:: Task brief ::
In the data below, find the lines containing "squarespace" and say how many there are, nothing more.

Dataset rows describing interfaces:
- - - - -

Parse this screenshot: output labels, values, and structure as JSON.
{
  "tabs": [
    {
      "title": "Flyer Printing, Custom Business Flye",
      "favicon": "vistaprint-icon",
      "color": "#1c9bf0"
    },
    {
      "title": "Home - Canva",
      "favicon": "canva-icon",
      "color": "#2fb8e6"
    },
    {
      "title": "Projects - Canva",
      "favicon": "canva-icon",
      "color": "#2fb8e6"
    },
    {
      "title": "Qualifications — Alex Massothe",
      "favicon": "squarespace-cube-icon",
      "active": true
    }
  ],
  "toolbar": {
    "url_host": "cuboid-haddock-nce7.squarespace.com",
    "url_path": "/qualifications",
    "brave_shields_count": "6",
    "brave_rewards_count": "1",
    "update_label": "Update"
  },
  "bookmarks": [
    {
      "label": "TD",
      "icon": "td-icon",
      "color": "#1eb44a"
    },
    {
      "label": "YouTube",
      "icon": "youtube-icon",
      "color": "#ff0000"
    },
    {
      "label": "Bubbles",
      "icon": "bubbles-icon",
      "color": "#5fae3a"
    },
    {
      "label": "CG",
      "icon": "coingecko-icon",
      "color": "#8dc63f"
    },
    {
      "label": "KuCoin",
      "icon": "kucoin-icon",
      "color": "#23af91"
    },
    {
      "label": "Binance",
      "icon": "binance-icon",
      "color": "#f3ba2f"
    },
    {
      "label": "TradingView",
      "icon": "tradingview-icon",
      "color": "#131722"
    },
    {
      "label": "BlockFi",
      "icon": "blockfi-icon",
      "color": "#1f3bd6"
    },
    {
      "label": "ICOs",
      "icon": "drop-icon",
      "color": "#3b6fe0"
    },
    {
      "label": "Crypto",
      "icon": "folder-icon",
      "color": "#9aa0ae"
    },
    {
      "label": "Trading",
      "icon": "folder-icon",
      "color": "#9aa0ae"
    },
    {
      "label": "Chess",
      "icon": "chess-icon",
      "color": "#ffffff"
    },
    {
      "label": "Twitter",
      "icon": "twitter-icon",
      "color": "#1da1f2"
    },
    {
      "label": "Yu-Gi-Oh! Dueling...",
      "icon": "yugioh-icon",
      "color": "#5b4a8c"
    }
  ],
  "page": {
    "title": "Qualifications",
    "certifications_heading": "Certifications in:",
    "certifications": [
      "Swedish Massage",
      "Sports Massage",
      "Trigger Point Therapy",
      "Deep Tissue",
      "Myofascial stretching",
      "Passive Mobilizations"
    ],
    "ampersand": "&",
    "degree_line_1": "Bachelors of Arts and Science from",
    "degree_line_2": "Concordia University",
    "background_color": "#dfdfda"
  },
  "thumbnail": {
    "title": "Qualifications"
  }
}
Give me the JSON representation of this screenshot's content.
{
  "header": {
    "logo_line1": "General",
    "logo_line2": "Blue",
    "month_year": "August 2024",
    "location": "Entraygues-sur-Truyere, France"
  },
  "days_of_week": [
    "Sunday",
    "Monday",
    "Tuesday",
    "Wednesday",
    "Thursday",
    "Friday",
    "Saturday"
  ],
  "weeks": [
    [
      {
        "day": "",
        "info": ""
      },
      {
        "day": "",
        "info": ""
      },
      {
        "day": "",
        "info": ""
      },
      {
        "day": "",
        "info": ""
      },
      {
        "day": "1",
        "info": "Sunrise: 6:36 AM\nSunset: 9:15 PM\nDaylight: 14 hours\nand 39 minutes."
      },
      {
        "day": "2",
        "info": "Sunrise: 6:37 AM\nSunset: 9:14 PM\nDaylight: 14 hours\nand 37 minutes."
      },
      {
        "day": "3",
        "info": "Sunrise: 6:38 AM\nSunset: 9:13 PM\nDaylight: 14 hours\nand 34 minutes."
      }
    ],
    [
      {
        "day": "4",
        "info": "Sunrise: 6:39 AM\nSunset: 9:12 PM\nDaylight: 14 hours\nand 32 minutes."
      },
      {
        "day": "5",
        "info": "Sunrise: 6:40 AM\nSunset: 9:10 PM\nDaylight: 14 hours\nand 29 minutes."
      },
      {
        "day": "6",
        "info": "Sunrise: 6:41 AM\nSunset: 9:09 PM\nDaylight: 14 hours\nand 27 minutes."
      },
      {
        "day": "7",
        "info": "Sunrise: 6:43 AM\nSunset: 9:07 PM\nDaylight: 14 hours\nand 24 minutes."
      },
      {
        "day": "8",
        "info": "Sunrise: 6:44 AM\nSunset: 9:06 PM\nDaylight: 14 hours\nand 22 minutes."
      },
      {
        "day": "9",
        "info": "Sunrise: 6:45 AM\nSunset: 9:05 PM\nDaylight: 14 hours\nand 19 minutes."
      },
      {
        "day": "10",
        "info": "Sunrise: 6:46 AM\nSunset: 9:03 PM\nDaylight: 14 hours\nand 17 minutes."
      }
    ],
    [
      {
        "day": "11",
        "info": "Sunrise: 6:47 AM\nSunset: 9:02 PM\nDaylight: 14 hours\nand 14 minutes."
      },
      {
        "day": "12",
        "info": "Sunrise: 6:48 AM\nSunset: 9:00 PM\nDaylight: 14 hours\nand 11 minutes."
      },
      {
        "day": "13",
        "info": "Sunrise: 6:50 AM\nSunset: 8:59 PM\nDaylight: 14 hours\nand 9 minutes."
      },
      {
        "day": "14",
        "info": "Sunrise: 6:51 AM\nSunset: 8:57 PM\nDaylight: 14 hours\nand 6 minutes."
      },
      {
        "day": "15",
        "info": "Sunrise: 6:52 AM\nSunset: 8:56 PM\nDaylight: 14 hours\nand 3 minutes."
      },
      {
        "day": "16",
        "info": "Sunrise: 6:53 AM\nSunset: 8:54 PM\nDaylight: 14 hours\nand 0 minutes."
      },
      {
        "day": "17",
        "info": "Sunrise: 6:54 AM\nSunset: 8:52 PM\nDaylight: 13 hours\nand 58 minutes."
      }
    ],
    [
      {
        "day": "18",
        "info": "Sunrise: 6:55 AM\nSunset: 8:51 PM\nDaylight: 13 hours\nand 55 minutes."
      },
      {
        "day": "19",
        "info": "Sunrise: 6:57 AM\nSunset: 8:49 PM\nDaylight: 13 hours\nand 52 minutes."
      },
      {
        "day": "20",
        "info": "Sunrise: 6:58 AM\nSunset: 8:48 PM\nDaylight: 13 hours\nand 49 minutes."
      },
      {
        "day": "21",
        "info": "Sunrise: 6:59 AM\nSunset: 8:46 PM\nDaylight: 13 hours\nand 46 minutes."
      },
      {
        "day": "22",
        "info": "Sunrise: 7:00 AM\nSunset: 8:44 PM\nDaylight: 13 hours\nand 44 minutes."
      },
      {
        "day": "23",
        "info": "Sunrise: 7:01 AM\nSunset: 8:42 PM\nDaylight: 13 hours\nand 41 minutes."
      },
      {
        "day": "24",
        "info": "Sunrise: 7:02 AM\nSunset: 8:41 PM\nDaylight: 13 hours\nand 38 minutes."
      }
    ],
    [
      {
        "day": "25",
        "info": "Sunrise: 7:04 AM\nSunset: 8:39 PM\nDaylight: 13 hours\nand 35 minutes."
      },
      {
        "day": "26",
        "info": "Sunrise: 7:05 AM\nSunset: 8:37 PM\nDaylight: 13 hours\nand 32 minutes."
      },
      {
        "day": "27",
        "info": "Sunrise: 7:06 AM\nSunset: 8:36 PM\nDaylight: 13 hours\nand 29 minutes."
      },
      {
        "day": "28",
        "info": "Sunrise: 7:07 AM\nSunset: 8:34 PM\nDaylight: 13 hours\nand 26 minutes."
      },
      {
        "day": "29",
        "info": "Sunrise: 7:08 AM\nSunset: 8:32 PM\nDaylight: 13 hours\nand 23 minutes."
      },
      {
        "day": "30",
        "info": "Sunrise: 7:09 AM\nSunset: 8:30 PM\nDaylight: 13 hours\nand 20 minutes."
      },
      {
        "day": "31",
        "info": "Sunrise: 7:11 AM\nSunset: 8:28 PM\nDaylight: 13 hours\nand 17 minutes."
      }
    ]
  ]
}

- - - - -

:: Solution for this task ::
2